Implant Breakage

We have never seen this in HRA, except one broken femoral stem in an implant still functioning many years after we saw this on the x-ray. The implant is fixed to the bone by cement under the bearing; the stem did not provide any fixation.

Implant breakage was a known cause of failure when THR stems were made of stainless steel. It is rarely seen with cobalt chrome stems. It is exceedingly rare with the titanium stems I have used for years. I have never personally seen one fracture. But if young athletic patients run on these for years, this may become a late failure mode. Extracting a broken stem is quite difficult.
Therefore, I recommend running at most 1-2 miles simultaneously with a stemmed THR.

Wear Related Failure

All implants wear over time, releasing debris into the body. Hip Resurfacing Arthroplasty (HRA) uses durable cobalt-chrome metal-on-metal bearings, minimizing wear. In Total Hip Replacement (THR), various bearing surfaces exist, including metal on plastic, ceramic on plastic, and metal on metal, each with its own wear rate and potential for debris generation. Advances in material technology have reduced wear rates, especially in polyethylene plastics, enhancing implant longevity. Monitoring for adverse wear reactions (AWR) is critical, with blood metal ion levels being a key indicator. Proper implant selection and placement can mitigate AWR risks, ensuring better outcomes. We serve patients from Columbia, SC, Irmo, SC, Lexington, SC, and surrounding areas.

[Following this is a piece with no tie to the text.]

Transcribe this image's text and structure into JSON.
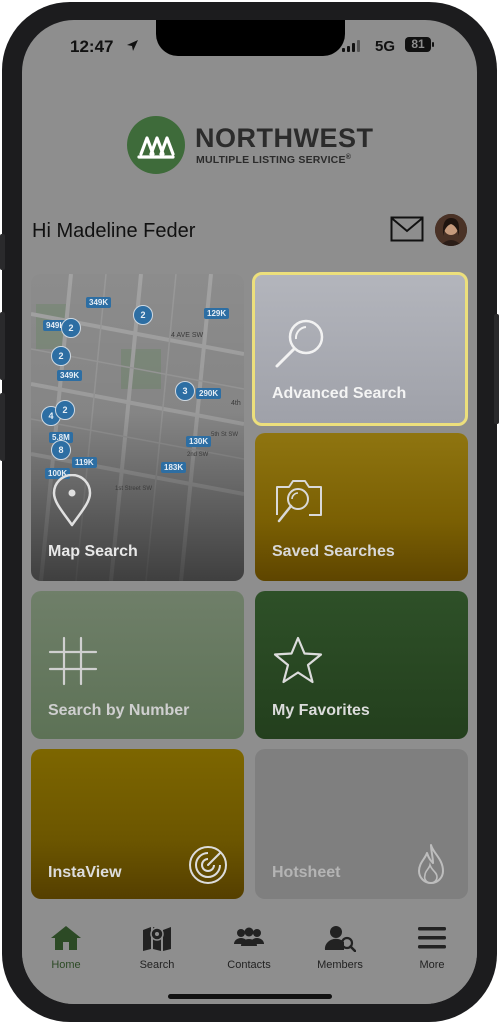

The physicians and physical therapy department at Midlands Orthopaedics & Neurosurgery will ensure the most comprehensive approach to help find relief for you in the quickest way possible.